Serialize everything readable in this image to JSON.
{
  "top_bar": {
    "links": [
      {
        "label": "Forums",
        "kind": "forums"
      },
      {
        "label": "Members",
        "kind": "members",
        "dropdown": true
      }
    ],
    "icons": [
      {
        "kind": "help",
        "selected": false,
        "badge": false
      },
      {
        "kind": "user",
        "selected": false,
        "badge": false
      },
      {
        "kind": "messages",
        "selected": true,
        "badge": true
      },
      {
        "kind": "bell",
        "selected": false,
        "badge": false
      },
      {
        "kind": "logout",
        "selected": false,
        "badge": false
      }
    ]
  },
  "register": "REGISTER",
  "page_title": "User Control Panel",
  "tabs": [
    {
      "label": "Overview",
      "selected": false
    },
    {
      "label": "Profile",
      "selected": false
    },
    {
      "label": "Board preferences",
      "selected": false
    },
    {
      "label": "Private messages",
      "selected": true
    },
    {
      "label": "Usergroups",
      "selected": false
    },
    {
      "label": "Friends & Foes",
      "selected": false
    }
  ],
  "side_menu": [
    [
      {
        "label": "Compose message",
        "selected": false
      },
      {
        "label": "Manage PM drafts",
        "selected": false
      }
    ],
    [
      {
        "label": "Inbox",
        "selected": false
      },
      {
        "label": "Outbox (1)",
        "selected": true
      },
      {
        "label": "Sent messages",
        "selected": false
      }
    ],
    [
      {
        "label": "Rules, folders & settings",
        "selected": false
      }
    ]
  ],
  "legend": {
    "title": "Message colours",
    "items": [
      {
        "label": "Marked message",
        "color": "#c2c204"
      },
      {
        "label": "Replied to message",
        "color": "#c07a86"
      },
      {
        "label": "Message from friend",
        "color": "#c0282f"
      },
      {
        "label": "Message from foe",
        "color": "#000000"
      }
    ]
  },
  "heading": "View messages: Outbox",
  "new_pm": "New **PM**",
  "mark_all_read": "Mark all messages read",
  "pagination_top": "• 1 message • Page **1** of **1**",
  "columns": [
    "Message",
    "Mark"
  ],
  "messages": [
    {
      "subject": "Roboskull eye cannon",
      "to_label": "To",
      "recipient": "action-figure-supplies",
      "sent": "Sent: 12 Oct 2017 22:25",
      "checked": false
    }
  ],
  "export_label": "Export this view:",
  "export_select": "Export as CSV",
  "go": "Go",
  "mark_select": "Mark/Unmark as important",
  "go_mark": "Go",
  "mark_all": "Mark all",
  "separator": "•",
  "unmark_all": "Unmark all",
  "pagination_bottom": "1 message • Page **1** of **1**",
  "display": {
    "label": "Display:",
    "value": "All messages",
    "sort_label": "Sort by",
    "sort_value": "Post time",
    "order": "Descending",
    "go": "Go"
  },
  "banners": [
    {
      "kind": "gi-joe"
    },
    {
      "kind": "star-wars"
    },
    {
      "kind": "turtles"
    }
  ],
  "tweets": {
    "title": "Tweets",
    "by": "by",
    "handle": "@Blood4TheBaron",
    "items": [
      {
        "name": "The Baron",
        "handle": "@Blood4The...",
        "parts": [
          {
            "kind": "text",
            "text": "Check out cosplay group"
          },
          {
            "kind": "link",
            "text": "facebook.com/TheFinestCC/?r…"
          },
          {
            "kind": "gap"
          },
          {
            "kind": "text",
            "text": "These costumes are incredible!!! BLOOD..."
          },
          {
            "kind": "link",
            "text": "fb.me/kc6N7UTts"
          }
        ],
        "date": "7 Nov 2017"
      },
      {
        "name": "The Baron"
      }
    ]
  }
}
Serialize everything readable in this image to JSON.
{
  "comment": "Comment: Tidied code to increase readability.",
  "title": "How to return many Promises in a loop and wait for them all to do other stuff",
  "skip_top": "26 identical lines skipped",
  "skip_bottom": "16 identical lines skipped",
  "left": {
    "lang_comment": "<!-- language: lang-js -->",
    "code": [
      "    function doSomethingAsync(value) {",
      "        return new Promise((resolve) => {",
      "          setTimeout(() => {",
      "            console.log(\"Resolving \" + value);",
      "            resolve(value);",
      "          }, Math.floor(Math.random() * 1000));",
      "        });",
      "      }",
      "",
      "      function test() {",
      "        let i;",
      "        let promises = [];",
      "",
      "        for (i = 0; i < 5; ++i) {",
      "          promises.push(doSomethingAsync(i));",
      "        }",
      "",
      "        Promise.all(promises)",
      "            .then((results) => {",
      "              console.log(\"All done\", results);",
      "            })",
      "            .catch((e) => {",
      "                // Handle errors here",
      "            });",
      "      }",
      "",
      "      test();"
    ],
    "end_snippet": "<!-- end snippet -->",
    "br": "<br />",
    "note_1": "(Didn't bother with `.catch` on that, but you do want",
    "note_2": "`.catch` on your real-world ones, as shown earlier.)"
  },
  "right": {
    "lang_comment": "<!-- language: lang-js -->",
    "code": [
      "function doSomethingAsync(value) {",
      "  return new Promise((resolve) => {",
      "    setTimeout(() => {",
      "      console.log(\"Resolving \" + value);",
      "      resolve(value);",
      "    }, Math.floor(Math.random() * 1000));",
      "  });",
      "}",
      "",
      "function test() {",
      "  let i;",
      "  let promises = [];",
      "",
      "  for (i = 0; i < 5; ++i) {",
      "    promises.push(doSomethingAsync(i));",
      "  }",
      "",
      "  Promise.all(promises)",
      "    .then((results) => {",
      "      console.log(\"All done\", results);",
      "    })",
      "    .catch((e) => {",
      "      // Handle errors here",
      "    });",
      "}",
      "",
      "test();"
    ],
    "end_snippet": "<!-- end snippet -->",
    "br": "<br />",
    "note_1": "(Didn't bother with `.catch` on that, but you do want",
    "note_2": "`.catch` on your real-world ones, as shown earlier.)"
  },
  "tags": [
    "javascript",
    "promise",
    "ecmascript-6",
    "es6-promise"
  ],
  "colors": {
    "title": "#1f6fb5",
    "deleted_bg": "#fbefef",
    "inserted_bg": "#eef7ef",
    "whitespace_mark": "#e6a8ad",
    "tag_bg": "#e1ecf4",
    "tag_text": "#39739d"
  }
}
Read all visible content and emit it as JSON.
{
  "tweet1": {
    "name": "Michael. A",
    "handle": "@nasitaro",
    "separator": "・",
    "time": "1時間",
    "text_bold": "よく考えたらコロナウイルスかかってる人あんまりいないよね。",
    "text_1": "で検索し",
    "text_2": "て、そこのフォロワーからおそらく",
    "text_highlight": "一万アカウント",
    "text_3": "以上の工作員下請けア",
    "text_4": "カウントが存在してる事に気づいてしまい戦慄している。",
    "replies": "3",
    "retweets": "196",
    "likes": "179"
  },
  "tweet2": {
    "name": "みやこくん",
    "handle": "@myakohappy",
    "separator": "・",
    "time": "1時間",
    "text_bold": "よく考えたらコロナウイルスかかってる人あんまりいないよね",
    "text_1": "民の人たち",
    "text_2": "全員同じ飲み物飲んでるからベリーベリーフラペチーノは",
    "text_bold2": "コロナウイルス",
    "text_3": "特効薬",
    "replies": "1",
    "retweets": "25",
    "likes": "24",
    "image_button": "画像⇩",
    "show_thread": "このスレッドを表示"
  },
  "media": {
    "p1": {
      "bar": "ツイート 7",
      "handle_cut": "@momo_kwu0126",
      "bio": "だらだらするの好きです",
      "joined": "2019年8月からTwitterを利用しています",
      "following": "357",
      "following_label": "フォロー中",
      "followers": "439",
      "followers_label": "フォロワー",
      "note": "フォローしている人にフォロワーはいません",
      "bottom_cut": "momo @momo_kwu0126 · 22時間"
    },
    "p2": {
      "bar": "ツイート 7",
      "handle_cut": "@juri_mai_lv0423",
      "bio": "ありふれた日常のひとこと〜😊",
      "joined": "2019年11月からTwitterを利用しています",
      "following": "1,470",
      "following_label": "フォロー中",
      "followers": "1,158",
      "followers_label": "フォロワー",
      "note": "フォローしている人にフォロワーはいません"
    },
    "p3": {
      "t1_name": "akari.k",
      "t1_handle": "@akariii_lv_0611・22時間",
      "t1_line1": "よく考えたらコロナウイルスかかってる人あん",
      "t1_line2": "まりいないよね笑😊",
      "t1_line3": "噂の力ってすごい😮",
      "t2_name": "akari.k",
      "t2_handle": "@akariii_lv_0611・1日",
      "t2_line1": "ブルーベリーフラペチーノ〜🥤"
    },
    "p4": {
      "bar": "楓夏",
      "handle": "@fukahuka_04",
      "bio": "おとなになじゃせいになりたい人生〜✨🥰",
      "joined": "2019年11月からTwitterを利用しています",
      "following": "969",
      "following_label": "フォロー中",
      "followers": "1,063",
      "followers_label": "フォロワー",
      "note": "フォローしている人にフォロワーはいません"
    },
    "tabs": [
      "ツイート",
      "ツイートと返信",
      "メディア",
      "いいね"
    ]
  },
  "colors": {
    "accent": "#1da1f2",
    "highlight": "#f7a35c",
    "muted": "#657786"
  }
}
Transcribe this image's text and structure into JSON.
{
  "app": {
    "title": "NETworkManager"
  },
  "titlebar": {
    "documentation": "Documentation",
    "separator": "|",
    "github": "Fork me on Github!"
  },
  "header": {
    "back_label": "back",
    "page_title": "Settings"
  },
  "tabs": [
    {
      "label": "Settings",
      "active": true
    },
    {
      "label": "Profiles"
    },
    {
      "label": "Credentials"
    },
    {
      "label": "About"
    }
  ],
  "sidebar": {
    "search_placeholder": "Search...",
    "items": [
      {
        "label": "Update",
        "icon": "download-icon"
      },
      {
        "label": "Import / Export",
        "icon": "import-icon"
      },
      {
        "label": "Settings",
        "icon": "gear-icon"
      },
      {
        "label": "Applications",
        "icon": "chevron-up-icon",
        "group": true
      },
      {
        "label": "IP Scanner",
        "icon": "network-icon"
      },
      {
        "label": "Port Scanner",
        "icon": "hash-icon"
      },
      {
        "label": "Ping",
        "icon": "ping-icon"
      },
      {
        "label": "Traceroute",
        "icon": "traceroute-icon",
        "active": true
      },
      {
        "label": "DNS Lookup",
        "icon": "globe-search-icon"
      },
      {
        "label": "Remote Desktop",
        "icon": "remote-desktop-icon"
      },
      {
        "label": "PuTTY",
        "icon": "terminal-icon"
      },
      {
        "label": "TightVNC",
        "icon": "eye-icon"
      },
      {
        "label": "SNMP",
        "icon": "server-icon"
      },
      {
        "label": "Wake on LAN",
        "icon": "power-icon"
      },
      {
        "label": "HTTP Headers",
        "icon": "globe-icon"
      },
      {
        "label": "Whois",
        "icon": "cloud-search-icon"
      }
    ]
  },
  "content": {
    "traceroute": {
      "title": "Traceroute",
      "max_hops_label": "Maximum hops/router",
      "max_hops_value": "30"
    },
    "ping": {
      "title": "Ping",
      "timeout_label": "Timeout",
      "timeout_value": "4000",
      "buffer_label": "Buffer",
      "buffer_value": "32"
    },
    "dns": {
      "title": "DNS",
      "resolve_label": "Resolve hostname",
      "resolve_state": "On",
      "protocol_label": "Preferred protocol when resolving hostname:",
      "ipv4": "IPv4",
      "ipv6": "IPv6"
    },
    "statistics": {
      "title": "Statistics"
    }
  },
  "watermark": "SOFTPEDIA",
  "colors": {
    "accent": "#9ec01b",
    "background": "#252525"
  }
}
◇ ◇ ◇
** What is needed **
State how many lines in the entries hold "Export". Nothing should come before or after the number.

** Answer to this problem **
3